◆ EXERCISE PROMPT ◆
The lines to copy from the data below are those that hold the string "image".
___ AVAILABLE DATA ___
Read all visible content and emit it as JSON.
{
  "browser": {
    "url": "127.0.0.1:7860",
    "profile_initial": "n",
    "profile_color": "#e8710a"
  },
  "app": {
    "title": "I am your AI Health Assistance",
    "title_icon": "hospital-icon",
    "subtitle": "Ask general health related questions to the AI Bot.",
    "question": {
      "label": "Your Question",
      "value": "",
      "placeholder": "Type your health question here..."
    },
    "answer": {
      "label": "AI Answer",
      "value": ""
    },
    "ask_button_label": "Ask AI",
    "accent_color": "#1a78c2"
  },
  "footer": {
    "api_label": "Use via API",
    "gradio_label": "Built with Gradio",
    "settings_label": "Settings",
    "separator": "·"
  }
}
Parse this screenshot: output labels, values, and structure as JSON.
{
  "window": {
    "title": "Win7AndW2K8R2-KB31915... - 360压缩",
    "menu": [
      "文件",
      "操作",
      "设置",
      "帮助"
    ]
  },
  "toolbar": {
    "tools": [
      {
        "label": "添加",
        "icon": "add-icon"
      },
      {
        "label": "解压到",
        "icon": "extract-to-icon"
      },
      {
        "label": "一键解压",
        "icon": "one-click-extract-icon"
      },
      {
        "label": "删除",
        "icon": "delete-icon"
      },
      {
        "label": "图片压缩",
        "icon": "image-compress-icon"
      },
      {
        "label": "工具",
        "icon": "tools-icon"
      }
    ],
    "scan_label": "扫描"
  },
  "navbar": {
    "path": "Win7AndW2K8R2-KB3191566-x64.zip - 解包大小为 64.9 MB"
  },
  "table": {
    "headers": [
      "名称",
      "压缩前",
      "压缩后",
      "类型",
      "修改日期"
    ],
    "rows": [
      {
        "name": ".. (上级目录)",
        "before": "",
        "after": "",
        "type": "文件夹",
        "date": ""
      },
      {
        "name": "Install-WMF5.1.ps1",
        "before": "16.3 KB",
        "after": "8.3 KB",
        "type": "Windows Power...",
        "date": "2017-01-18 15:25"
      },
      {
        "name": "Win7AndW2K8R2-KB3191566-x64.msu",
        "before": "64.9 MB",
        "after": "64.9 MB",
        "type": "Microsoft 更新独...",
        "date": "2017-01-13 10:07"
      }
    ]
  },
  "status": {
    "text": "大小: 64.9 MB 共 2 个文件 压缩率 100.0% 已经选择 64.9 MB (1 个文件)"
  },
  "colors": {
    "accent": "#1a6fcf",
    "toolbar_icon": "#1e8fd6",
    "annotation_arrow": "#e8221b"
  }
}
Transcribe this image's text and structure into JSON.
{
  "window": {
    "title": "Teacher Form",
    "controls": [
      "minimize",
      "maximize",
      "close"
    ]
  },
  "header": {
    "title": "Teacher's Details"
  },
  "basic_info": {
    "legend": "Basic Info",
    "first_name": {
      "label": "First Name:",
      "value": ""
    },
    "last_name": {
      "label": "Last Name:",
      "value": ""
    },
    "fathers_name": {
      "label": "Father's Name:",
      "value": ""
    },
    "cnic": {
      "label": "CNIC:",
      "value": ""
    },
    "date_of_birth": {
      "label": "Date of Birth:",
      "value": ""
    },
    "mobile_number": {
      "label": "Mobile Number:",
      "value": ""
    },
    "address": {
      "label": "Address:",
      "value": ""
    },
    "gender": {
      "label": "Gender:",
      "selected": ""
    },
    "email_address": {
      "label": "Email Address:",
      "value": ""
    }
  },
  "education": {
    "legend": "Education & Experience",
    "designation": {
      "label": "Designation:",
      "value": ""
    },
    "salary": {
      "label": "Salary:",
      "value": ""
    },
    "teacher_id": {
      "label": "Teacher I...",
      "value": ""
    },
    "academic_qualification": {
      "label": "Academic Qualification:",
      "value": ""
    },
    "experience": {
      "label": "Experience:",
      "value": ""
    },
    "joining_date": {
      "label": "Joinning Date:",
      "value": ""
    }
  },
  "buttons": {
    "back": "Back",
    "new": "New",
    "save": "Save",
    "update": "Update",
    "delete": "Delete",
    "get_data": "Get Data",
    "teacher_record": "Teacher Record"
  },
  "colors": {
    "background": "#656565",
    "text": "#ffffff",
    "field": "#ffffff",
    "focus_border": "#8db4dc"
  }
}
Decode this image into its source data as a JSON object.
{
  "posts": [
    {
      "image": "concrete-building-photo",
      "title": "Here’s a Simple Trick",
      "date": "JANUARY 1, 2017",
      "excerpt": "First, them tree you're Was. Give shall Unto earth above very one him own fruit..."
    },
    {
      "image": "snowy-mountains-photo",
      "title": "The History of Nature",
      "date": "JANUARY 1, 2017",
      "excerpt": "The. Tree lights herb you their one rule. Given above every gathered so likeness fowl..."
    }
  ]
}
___
◆ REPLY TO THE TASK ◆
        "icon": "image-compress-icon"
Transcribe this image's text and structure into JSON.
Decode this image into its source data as a JSON object.
      "image": "concrete-building-photo",
      "image": "snowy-mountains-photo",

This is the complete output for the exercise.